In order to maximize your opportunity to be a thoughtful, strategic and professional communicator I ask that you abide by the expectations outlined in the illustration below.  It requires you to be committed to your personal growth, act professionally, and show respect to your classmates and professor.
Pyramid of Professor Clampitt's Expectations

Some Common Misconceptions

“I’m already a great communicator; all I need is the degree.” 

Response:  Many people are blessed with natural communication abilities. However, experience does not necessarily equal competence. The faculty is committed to not only further developing your skills but also improving your understanding of the communication process. We are not here to “rubber stamp” anyone.  Our expectation is that CP majors/minors want to enhance their skills and understanding of the communication process.

I really hate math.” 

Response:  You will still need math skills to effectively study communication. For instance, conducting effective analyses of audiences will require you to collect and properly interpret survey data. Moreover, the rigor and analytical skills used by mathematicians are just as important to students of communication.  We expect you to develop rigorous analytical skills.

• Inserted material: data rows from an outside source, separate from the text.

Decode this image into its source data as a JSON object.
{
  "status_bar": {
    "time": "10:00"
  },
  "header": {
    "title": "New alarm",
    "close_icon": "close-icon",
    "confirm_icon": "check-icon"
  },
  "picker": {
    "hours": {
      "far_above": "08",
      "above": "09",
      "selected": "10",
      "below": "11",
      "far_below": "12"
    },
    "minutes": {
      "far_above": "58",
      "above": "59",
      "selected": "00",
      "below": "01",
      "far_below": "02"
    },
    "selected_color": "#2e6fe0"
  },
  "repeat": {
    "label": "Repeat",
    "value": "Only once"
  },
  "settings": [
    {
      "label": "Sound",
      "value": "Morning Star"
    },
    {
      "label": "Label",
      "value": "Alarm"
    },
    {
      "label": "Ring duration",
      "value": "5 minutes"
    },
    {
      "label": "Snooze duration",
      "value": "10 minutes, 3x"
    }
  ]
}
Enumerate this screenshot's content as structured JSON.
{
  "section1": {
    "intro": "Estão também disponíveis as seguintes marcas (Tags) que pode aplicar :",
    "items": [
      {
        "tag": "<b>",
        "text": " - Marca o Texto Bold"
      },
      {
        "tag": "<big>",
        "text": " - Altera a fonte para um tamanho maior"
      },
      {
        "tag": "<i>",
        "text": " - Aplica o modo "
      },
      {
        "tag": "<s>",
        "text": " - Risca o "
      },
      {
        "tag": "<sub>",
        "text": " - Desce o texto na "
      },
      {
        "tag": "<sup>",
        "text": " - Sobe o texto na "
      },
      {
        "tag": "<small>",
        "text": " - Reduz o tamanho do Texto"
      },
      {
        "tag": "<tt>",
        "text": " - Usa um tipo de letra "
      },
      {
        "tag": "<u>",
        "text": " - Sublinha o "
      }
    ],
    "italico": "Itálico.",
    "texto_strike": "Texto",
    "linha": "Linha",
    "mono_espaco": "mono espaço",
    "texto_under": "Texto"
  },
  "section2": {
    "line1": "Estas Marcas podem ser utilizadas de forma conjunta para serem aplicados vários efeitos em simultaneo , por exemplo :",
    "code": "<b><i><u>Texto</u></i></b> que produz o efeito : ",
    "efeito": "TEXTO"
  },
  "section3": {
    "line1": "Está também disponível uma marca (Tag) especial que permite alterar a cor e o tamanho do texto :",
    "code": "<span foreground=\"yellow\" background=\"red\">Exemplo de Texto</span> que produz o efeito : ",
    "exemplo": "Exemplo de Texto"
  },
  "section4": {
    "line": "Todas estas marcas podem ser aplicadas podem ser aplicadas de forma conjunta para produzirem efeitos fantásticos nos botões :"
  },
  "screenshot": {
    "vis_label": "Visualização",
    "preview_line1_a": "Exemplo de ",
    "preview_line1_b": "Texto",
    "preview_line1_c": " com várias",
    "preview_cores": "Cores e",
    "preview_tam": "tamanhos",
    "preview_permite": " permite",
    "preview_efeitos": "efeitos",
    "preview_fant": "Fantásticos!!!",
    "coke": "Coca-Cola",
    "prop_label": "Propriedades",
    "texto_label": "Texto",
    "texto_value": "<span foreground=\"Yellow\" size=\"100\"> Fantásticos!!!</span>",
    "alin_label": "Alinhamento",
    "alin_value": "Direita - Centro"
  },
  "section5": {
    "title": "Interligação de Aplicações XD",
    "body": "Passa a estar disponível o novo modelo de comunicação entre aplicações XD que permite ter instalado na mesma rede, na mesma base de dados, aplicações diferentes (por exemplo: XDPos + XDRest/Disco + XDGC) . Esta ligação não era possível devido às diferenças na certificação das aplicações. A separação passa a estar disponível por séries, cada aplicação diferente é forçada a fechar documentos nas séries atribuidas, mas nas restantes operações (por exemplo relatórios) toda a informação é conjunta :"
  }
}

“I want someone to tell me exactly how to communicate.”

Response:  The CP program focuses on developing your thinking skills so you can effectively address any future communication problem or situation. We provide general (and sometimes vague) principles that should structure your thinking well into the future.  Our expectation is that you will become comfortable solving ambiguous problems.

“I love to talk.” 

Response:  Speaking is only part of the communication process. There is also, of course, listening. We stress the intellectual skills necessary to accomplish important tasks. Often, this means repressing a natural desire to speak.  We expect you to approach the act of communication from a strategic point of view.

“I want to sit in a classroom, take notes, and then take the exam.”

Response: Our classes are not structured in this manner.  Most of the classes involve some sort of group project and guided discussion. We do this to provide you with practical experiences and foster your intellectual involvement.  We expect you to fully participate in group projects and discussions.

“I want to make really cool videos.” 

Response:  Great! But that is only one small part of the educational process. We expect you to become adept at a variety of other important communication skills.

“I want a major that fits with my work schedule.” 

Response:  This is not always possible. Reconciling work, personal and school conflicts is an important life skill. We expect you to be in class and devote the time necessary to properly completing your scholarly obligations.

“I want an easy major”.

Response: Most students find the courses demanding both in terms of time and rigor. There are numerous group projects, assignments and casework that should be completed outside the class period. We expect you to work hard.

“I love people.”

Response:  Great! But love is not always enough. For instance, effectively dealing with people also involves providing them appropriate information using the right channels. We expect you to transform your love of people into specific marketable communication skills.

“I’m a sensitive person and I want to go into a field where that trait will be appreciated.”   Response: Sensitivity is an admirable personal trait. But it needs to be balanced with rigorous thinking and willingness to accept constructive feedback.  We expect you to be open to constructive feedback.

Some Tips on the Educational Process

Your education will emerge out of the words read, the problems investigated, and exercises experienced.  To get the most from this process, we strongly recommend you read the following books:

  • The 7 Habits of Highly Effective People by Stephen Covey
  • Working with Ewmotional Intelligence by Daniel Goleman
  • Teamwork by Carl Larson & Frank LaFasto

Covey’s classic book provides a useful overview of the work habits that can make you successful, while the Gardner book discusses the emotional control necessary to thrive in our program. Finally, the Teamwork book is a useful primer for effective group work.